⟨

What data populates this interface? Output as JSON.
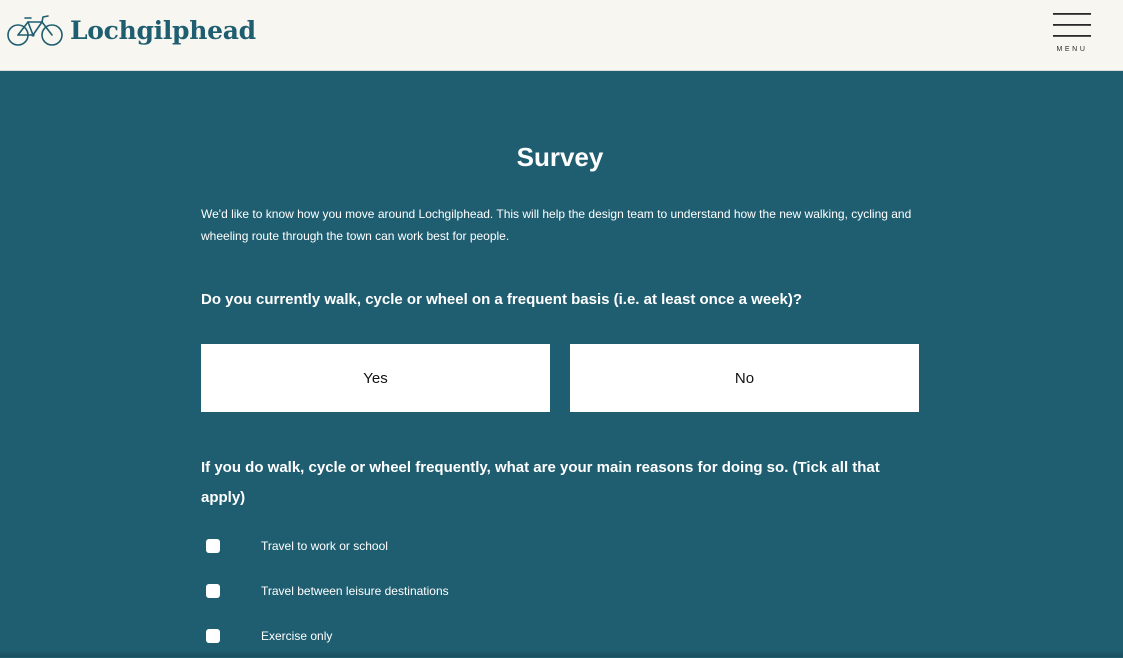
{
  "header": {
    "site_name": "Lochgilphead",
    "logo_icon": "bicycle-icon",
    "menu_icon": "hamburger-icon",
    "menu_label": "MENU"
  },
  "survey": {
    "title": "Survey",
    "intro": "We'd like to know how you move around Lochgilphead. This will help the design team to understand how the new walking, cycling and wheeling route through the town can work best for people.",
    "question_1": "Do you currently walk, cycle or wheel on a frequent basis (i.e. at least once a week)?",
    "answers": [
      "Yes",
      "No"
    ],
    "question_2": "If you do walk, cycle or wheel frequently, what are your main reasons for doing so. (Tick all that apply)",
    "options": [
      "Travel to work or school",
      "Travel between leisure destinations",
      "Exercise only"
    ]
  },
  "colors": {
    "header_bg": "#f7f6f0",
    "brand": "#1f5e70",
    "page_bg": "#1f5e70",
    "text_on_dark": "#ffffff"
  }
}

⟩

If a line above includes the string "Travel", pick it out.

OUTPUT BELOW:
      "Travel to work or school",
      "Travel between leisure destinations",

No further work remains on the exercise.